(Action item) Your task is to copy each line in the listing that includes the word "username".

_ _ _ _ _ _ _

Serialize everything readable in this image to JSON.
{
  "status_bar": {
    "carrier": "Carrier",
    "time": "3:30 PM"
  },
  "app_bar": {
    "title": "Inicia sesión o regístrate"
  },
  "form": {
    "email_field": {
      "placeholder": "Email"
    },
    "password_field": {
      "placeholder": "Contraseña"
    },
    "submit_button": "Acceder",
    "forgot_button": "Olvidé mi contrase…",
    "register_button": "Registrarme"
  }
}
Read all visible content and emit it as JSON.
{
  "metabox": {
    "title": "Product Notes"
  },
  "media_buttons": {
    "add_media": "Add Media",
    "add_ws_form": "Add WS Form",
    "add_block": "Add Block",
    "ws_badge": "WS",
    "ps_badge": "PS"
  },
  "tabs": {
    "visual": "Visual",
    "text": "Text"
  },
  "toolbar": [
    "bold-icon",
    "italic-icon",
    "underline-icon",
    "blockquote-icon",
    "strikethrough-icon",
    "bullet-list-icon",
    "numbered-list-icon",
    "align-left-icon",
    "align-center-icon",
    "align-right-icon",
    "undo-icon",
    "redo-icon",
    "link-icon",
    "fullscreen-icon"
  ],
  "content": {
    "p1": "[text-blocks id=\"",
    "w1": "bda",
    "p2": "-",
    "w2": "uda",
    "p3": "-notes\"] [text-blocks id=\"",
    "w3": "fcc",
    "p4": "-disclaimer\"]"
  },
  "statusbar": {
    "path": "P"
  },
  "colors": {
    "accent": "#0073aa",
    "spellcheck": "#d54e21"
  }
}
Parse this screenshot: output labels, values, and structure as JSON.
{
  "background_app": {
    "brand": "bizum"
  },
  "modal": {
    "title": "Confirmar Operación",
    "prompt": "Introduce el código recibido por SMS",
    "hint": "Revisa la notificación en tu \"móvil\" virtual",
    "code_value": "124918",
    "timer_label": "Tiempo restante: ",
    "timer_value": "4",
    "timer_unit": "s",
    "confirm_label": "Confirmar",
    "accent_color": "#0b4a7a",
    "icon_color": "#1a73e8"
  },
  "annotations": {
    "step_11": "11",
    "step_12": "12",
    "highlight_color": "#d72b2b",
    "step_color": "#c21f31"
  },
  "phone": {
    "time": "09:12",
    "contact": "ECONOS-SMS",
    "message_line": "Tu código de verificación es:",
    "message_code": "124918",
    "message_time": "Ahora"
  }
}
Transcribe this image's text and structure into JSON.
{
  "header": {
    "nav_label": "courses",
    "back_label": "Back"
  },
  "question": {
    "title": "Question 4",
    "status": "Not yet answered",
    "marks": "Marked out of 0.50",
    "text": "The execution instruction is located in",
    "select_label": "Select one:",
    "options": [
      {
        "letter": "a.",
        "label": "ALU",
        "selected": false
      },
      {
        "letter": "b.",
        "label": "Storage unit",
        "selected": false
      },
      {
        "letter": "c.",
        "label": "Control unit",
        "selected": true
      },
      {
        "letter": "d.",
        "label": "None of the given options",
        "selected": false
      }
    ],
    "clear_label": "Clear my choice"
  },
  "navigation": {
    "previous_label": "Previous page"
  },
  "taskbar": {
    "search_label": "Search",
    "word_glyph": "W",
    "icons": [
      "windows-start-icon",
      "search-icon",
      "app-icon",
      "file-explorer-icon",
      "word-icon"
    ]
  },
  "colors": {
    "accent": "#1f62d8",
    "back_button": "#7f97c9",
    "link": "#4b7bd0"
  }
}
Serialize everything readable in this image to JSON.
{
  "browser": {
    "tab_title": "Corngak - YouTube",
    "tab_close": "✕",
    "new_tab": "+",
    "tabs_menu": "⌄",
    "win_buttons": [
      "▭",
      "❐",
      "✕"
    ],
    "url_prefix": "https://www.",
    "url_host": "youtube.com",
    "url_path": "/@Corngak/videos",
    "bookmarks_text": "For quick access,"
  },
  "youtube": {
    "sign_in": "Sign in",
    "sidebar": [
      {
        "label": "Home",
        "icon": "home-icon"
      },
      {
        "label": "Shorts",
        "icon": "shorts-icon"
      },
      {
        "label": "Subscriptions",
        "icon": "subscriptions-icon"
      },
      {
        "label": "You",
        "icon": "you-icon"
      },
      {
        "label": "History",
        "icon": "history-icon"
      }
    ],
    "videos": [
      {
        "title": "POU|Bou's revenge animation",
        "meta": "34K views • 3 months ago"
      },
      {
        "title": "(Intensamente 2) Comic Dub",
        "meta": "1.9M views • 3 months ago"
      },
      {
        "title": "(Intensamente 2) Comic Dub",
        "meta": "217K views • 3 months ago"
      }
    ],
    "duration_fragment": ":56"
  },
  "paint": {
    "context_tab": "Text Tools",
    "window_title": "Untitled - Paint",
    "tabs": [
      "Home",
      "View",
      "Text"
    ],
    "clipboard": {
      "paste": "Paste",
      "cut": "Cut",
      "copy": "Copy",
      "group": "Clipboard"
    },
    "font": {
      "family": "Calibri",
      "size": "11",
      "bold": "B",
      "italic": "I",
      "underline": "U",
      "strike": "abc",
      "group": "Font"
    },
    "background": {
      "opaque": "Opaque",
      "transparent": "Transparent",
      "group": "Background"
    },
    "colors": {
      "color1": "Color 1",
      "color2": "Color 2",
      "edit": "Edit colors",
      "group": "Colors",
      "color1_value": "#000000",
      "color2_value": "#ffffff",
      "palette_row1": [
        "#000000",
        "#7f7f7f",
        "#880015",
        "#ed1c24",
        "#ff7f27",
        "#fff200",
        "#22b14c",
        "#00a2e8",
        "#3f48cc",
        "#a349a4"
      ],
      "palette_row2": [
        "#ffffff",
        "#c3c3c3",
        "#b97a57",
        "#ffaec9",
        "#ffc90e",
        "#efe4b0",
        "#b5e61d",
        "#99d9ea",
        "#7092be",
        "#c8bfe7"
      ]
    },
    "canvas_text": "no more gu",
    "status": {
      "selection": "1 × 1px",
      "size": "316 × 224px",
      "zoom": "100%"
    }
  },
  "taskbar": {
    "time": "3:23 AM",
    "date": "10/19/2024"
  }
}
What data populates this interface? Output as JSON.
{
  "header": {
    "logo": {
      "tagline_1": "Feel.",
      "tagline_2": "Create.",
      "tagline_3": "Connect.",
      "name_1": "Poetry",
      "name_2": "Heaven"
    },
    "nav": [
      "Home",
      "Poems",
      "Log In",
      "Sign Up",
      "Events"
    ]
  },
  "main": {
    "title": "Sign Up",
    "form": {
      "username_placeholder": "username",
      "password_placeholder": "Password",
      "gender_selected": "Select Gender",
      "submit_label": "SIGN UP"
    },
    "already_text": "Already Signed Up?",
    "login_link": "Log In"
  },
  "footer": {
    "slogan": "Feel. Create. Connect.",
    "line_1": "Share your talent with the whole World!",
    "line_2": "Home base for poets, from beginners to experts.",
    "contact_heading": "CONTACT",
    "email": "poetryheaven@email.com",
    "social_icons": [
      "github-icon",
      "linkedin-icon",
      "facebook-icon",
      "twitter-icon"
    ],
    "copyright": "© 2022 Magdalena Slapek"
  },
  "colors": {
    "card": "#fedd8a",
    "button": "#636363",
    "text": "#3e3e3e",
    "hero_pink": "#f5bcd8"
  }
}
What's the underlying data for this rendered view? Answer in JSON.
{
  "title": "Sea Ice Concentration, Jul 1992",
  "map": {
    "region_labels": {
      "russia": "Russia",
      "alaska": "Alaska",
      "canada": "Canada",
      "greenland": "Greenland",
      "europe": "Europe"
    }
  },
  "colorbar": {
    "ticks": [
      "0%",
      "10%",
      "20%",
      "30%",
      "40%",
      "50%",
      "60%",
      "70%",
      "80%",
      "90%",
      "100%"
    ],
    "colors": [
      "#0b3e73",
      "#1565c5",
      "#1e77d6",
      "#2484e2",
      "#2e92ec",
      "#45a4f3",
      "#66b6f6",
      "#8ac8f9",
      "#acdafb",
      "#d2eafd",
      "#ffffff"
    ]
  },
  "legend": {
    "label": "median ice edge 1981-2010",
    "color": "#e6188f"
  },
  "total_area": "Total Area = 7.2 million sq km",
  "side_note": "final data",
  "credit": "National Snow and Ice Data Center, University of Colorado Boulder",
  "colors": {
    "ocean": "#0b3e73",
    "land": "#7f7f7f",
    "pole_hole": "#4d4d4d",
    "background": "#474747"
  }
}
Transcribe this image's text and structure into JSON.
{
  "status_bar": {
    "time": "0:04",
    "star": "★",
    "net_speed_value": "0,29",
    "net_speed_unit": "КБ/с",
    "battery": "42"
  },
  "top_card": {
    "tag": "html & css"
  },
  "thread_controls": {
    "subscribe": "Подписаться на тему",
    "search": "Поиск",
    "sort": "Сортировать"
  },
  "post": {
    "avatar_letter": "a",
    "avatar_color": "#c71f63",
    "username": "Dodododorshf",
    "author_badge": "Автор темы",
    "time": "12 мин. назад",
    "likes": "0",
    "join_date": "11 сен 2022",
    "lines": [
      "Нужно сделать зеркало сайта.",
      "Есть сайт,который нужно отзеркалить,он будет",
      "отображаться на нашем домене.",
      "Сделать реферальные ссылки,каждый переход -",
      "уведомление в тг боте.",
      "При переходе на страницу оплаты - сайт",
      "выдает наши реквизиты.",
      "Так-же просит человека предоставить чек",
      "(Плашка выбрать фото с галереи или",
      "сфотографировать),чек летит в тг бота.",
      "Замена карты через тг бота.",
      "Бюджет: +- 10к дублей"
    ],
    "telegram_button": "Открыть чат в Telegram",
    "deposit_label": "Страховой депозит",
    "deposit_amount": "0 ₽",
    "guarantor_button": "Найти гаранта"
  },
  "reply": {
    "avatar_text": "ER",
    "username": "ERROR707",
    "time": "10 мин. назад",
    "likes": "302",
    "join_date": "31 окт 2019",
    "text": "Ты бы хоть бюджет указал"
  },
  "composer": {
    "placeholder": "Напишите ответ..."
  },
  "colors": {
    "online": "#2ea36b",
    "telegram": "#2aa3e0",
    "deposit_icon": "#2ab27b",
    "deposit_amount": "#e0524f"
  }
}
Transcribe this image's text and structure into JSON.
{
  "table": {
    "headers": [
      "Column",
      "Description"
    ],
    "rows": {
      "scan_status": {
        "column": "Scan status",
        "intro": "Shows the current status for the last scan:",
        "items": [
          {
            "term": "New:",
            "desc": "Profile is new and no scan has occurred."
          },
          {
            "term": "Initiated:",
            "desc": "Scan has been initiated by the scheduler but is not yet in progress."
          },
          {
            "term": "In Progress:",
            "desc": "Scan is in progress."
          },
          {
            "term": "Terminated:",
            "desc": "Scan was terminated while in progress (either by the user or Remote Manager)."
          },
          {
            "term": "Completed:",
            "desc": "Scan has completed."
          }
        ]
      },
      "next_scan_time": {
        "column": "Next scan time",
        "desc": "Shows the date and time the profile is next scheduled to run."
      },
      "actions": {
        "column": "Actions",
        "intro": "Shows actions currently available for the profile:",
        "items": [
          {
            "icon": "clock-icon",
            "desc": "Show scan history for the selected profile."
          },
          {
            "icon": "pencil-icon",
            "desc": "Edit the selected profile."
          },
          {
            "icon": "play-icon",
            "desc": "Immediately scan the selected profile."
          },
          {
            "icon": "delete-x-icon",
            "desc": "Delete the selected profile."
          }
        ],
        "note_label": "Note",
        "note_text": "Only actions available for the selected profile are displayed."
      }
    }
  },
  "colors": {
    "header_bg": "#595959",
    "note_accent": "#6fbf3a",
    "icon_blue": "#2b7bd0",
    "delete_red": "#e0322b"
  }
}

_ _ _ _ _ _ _

(Solution to this task)
      "username_placeholder": "username",
    "username": "Dodododorshf",
    "username": "ERROR707",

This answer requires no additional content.